John didn’t know how he felt – he wasn’t even sure if it was real. But from afar, he saw a rescue boat coming closer. It was more nerve-wracking than the night they were captured.

He readied himself, not for the rescue but from whatever may come from it. As they transferred to the rescue boat, as they started moving away from the camp, John expected a gunshot, an ambush, or whatever other misfortune. Anxiety reigned as they moved farther and farther away until they finally reached the coast. Their rescuers brought all of them to the hospital for medical treatment, and then to their hotels. That was when it sunk in.

He was free. They were all free.

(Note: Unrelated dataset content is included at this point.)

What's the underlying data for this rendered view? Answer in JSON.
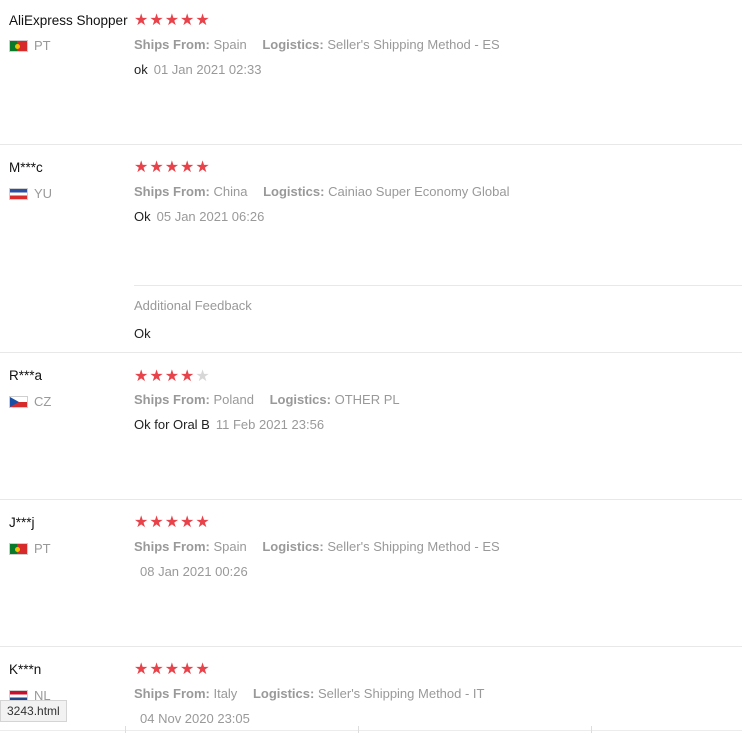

He opened his hotel room and found all his belongings inside. His heart filled with joy and he cried tears of happiness knowing that the long days and nights were finally over. He grabbed his Herschel bag and GoPro Camera, ecstatic that he would finally get to live his dream. He chatted with his parents, who were so happy and excited about their son’s successful rescue. In that moment of hope and triumph, he knew his faith in God did not waver.

“That was the longest 22 days of my life, and the closest I have been to death, but I kept my hopes high that we will be rescued. Throughout the ordeal, the eight of us continued to be resilient, encouraging everyone and ourselves that we would make it – alive.”

John still intends to return to the sea, and the to the perils that are part of the job. In most cases, we will truly never know when death would come for us. So as we sail, let us not let our guards down. Let us not forget to love and enjoy what we do, especially who we do it for. Because in cases just like John’s, it is knowing why you want to go home and whom you want to go home to that makes you want to survive.

Sail with faith.

Elijah Jose Barrios

Elijah Jose Barrios is a 24-year old Third Officer, Teacher, and Course Developer. He advocates for child literacy and youth empowerment through his involvement in different organizations.  He considers himself an appreciator of any form of art and usually puts all his realizations into writing.